f(x) = 1/x has no value if
x is zero. If you’re asking what anything divided by zero is, well… you shouldn’t be asking. Just don’t ask.
But by catching an exception, you are saying “I expect this”. So to be entirely rigorous about it, isn’t it wrong that we ever try to catch these things? Maybe, like in mathematics, we should never attempt to evaluate them in the first place.
Suppose we want to open a file. We want to avoid exceptions, so we first check if the file exists, and if it doesn’t we never try to open it. But that doesn’t cover the case where the user doesn’t have the right permissions. So we add another check for the permissions. And so on, until we’ve basically reproduced all the validation that is going to be done again anyway when we eventually attempt to open the file. Sounds like a waste of effort, and it is, but that’s not the worst of it.
The more fundamental problem goes by the terrifying name shared mutable state under concurrency. And this is just a fact of life that cannot be worked around, even if you don’t care about performance. You could do all those checks before you try to open the file, but then in that particular nanosecond another process could sneak in and delete the file, so all your checks were pointless. The answer you came up with, “we’re good to go”, was a lie, and in general must always be a lie. The file system is a mutable resource, shared across many separately processes, with no common approach to synchronization. This is a pretty good description of the state of the universe too. It means we cannot predict with certainty whether something will work, unless we completely and accurately model all other processes in the universe, which is clearly not practical. We can only attempt some operation and then we’ll know afterwards if it worked or not.
Now, I know what you’re thinking. Functional programming languages surely don’t have this problem. But in practice they do, because on closer examination they’re not so pure after all (see the bottom of this page). “A programing language ain’t no kinda programming language if he don’t know what time it is, bro”, as I believe Sir Charles Antony Richard Hoare once said. Useful programs have to act on things that they do not already have complete information about. Complete information is too expensive to wait for. It’s more cost effective to make a reasonable guess.
Even so, just because we can’t avoid sometimes expecting exceptions, that doesn’t mean we can pretend that we expect all exceptions. There should be many that we do not expect, and therefore should not catch.
Crashing Is Good
I’ve noticed that people by nature aren’t interested in the subject of unhandled exceptions. They tend to think like this:
An unhandled exception means my program is going to crash. So it’s already the worst possible situation, and so what do I care about the fine details of how it crashes? I have more important things to worry about than that!

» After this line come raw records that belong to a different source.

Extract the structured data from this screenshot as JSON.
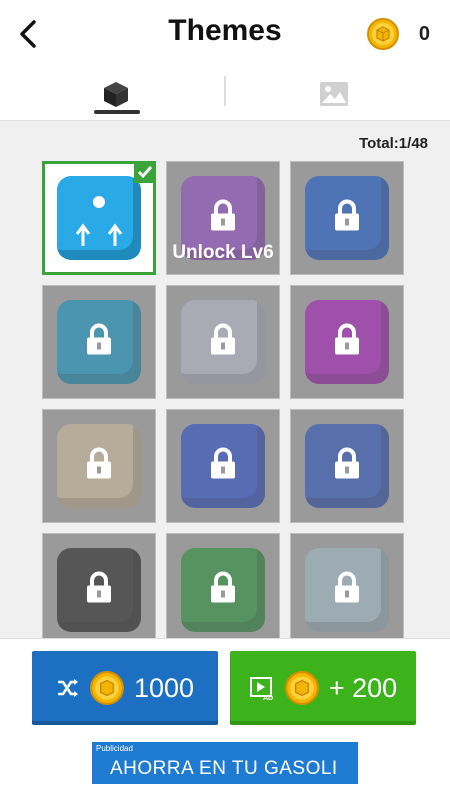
{
  "header": {
    "title": "Themes",
    "coin_count": "0"
  },
  "tabs": [
    {
      "name": "cubes",
      "icon": "cube-icon",
      "active": true
    },
    {
      "name": "backgrounds",
      "icon": "image-icon",
      "active": false
    }
  ],
  "grid": {
    "total_label": "Total:1/48",
    "tiles": [
      {
        "theme": "blue-dot",
        "color": "#29a9e6",
        "locked": false,
        "selected": true
      },
      {
        "theme": "emoji-purple",
        "color": "#8f4cc0",
        "locked": true,
        "label": "Unlock Lv6"
      },
      {
        "theme": "sun-blue",
        "color": "#1e5bc8",
        "locked": true
      },
      {
        "theme": "heart-teal",
        "color": "#1793c0",
        "locked": true
      },
      {
        "theme": "holo-silver",
        "color": "#b5b5c8",
        "locked": true
      },
      {
        "theme": "neon-magenta",
        "color": "#a31fb5",
        "locked": true
      },
      {
        "theme": "face-beige",
        "color": "#c8b89a",
        "locked": true
      },
      {
        "theme": "smile-blue",
        "color": "#2b4fc5",
        "locked": true
      },
      {
        "theme": "eyes-yellow",
        "color": "#2c55b8",
        "locked": true
      },
      {
        "theme": "neon-dark",
        "color": "#2a2a2a",
        "locked": true
      },
      {
        "theme": "parachute-green",
        "color": "#2b8e3c",
        "locked": true
      },
      {
        "theme": "rainbow-holo",
        "color": "#9fb7c4",
        "locked": true
      }
    ]
  },
  "buttons": {
    "shuffle": {
      "amount": "1000",
      "icon": "shuffle-icon",
      "color": "#1d6fc2"
    },
    "watch_ad": {
      "amount": "+ 200",
      "icon": "video-ad-icon",
      "badge": "AD",
      "color": "#3cb21b"
    }
  },
  "ad_banner": {
    "small_label": "Publicidad",
    "text": "AHORRA EN TU GASOLI"
  },
  "colors": {
    "accent_green": "#3aa339",
    "coin_gold": "#f2b705"
  }
}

But once you’ve spent a decade or so trying to support real software products “in the wild”, you get a different perspective. Exactly how a product crashes is hugely important. It needs to halt in an unambiguous way, not try to stagger on embarrassingly. And it needs to leave behind plenty of clear evidence. It should halt as soon as it detects an unexpected condition. Crashing, relatively speaking, is awesomely helpful. What is much worse is failing to crash when you should. A program that keeps running when it is an unknown state is a dangerous rogue agent.
The mistake is in thinking that losing what is in the memory of one process (which is what happens in a clean crash) is the worst that could possibly happen. How about losing what is in the file system, or the database? Bugs that trash persistent data are potentially far more destructive. And what about destroying the evidence needed to identify and fix the bug? That means the bug has to occur to real users hundreds of times before you are lucky and it happens to crashes in a helpful way. And so catching an exception and attempting to recover can be hundreds of times more disastrous than not catching the exception.
So now we’ve established the landscape of exceptions. In summary, so far:
- We need exceptions because sometimes functions don’t have values (or cannot complete a state change)
- We need to be able to catch some exceptions because real-world functions are often timing sensitive. We don’t control all their inputs, so we can’t predict when they will succeed.
- We need to be able to not catch some exceptions because they tell us our program is in an unknown state and it’s time to quit before we can do more serious damage.
All very clear and rational. Now it’s time for the messy stuff.
Next time: Why do we need